Dag Hjalmar Agne Carl Hammarskjöld is Awarded the Nobel Peace Prize
Dag Hjalmar Agne Carl Hammarskjöld was a Swedish diplomat and author and was the second Secretary-General of the United Nations.
He served from April 1953 until his death in a plane crash in September 1961. He is the only person to have been awarded the Nobel Peace Prize posthumously. Hammarskjöld remains the only U.N. Secretary-General to die in office.
U.S. President John F. Kennedy called Hammarskjöld “the greatest statesman of our century.”
Dag Hammarskjöld was born in Jönköping, Sweden, but he lived most of his childhood in Uppsala. He was the fourth and youngest son of Hjalmar Hammarskjöld, prime minister of Sweden from 1914 to 1917, and Agnes Hammarskjöld (nee Almquist). His ancestors had served the Swedish Crown since the 17th century. He studied first at Katedralskolan and then at Uppsala University where he graduated with a Master's degree in Political Economy and a Bachelor of Law degree. He then moved to Stockholm.
From 1930 to 1934, he was a secretary of a governmental committee on unemployment. He also wrote his economics thesis, Konjunkturspridningen (The Spread of the Business Cycle), and received his doctorate from Stockholm University in 1933. In 1936, Hammarskjöld became a secretary at the Bank of Sweden, and soon he was an undersecretary of finance. From 1941 to 1948, he served as chairman of the Bank of Sweden.

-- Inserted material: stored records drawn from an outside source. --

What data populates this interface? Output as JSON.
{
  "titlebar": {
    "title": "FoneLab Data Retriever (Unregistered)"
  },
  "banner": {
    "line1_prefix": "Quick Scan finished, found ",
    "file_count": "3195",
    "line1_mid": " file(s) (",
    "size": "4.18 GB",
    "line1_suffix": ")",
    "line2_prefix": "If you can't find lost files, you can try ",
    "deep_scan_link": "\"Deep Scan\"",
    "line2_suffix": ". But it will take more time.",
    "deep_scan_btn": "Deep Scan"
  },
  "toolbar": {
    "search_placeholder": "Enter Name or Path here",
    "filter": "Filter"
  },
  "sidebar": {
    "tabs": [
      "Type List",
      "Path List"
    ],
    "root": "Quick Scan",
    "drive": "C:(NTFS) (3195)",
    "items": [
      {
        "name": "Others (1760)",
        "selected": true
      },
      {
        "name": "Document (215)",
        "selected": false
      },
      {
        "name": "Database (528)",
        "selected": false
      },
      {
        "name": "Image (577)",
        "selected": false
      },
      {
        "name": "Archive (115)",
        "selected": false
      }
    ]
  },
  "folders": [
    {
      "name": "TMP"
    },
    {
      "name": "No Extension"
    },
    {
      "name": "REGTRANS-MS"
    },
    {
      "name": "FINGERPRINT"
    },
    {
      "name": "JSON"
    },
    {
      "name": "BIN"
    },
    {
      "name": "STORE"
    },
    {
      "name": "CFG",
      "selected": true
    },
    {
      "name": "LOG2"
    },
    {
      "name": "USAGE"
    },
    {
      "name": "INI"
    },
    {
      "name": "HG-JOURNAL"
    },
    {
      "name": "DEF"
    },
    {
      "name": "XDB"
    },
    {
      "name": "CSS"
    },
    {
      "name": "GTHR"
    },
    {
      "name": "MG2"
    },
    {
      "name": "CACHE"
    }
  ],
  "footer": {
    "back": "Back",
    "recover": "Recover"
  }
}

In the Middle East his efforts to ease the situation in Palestine and to resolve its problems continued throughout his stay in office. During the Suez Canal crisis of 1956, he exercised his own personal diplomacy with the nations involved; worked with many others in the UN to get the UN to nullify the use of force by Israel, France, and Great Britain following Nasser's commandeering of the Canal; and under the UN's mandate, commissioned the United Nations Emergency Force (UNEF) - the first ever mobilized by an international organization. In 1958 he suggested to the Assembly a solution to the crises in Lebanon and Jordan and subsequently directed the establishment of the UN Observation Group in Lebanon and the UN Office in Jordan, bringing about the withdrawal of the American and British troops which had been sent there. In 1959 he sent a personal representative to Southeast Asia when Cambodia and Thailand broke off diplomatic relations, and another to Laos when problems arose there.